■ Instructions for the task ■
Lines from the records below that contain the word "JSON" are to be copied out.

■ Excerpts from a dataset ■
# # # # #

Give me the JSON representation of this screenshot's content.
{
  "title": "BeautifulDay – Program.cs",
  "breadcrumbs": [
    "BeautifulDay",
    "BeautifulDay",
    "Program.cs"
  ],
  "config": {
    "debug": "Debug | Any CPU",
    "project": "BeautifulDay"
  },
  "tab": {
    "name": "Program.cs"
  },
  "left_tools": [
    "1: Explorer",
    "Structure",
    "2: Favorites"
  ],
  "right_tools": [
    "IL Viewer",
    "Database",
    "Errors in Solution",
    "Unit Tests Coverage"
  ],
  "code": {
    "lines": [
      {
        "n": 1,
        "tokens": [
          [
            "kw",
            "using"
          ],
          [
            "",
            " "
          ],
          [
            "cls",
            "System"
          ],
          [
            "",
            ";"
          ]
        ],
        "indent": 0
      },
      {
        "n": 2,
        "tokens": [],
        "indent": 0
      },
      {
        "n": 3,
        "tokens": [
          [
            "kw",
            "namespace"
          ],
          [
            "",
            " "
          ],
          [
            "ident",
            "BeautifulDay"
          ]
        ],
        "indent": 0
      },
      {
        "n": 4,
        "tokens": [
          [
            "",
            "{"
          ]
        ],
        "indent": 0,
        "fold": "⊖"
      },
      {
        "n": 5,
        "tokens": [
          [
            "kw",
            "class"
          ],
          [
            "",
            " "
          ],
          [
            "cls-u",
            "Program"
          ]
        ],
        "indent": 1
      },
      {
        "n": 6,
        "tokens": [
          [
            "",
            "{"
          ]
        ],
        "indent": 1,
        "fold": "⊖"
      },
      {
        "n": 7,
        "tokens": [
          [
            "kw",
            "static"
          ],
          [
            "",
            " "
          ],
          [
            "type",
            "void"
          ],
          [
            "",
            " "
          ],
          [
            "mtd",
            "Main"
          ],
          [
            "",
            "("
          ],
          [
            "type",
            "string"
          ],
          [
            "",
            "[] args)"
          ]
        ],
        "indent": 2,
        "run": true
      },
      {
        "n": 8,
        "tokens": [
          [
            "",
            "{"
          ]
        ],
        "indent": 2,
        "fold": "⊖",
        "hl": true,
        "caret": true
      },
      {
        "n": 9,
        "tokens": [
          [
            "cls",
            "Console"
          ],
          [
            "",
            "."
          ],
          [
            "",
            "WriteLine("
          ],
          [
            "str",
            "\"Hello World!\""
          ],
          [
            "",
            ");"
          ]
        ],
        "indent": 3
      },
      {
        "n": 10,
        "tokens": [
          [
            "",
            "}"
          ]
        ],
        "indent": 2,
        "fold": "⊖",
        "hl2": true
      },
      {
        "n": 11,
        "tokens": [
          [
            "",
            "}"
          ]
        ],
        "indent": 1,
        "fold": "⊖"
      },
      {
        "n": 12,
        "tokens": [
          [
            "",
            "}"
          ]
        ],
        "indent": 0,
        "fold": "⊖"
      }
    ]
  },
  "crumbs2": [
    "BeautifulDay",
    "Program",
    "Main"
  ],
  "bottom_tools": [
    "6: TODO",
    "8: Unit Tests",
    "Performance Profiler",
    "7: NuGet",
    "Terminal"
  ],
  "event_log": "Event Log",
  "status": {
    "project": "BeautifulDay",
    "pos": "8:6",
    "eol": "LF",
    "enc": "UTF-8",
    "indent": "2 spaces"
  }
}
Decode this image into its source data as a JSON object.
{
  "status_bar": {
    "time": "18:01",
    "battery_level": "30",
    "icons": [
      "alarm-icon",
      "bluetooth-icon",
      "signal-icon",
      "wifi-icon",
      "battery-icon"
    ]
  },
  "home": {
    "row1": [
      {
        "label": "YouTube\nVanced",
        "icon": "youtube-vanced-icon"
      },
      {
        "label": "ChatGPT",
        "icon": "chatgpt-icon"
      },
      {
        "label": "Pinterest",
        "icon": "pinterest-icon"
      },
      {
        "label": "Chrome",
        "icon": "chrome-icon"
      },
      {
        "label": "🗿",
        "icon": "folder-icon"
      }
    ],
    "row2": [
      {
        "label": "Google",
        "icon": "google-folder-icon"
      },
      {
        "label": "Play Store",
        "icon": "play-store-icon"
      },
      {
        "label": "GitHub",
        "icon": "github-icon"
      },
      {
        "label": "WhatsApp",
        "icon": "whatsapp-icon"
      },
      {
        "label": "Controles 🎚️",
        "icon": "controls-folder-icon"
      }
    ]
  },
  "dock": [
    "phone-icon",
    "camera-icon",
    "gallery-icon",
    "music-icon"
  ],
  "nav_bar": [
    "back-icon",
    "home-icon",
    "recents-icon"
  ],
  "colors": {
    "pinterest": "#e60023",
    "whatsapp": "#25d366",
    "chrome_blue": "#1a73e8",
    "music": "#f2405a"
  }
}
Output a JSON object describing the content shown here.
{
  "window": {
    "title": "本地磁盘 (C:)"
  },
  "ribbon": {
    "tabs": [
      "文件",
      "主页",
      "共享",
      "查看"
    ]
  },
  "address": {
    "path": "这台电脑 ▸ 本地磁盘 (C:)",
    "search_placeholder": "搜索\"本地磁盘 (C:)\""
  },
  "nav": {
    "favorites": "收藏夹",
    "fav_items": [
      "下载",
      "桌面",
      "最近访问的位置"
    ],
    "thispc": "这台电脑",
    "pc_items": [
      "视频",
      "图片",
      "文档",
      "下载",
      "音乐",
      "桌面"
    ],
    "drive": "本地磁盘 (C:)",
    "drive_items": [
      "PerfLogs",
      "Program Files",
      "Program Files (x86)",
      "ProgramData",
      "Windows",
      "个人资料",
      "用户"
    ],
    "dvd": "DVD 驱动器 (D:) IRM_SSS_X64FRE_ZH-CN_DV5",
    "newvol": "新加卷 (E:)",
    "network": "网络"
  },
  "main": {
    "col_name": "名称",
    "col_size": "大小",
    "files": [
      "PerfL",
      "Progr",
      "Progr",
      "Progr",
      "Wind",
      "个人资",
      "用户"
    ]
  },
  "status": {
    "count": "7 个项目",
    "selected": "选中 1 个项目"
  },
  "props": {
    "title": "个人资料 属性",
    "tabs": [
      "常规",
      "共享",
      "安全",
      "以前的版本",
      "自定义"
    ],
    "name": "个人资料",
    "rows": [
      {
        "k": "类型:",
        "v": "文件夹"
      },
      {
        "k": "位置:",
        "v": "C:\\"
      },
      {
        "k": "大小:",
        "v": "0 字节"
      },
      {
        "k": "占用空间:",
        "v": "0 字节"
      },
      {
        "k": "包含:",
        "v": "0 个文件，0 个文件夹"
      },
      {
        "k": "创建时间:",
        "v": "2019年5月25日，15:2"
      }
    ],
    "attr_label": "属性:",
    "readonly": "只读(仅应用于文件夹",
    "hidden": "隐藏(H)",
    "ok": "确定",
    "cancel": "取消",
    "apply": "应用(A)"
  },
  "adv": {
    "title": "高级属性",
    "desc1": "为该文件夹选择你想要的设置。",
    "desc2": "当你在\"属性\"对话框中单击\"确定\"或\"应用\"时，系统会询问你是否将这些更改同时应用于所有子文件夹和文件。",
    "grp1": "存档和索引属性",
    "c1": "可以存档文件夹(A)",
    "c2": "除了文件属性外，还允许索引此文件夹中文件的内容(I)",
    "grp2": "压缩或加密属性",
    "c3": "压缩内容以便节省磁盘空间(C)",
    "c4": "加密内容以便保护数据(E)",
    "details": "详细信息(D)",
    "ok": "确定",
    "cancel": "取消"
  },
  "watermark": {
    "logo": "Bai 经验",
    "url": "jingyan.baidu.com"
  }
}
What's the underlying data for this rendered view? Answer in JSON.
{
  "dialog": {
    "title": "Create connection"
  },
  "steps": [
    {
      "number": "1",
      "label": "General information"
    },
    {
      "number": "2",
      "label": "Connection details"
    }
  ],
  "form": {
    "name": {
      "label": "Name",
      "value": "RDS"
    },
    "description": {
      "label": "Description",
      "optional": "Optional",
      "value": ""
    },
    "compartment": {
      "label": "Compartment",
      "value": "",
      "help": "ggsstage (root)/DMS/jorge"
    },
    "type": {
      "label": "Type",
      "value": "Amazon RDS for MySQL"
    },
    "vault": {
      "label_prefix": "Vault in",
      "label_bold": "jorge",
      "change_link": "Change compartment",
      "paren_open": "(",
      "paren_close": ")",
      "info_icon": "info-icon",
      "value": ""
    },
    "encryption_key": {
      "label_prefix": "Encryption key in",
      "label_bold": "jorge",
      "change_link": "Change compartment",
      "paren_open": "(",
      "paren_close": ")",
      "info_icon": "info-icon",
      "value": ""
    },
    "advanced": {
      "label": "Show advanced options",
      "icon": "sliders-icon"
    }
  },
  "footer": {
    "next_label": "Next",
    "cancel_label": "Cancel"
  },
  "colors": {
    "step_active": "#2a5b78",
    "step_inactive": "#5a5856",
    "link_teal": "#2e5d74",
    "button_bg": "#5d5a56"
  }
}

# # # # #

■ Your solution ■
Give me the JSON representation of this screenshot's content.
Decode this image into its source data as a JSON object.
Output a JSON object describing the content shown here.
What's the underlying data for this rendered view? Answer in JSON.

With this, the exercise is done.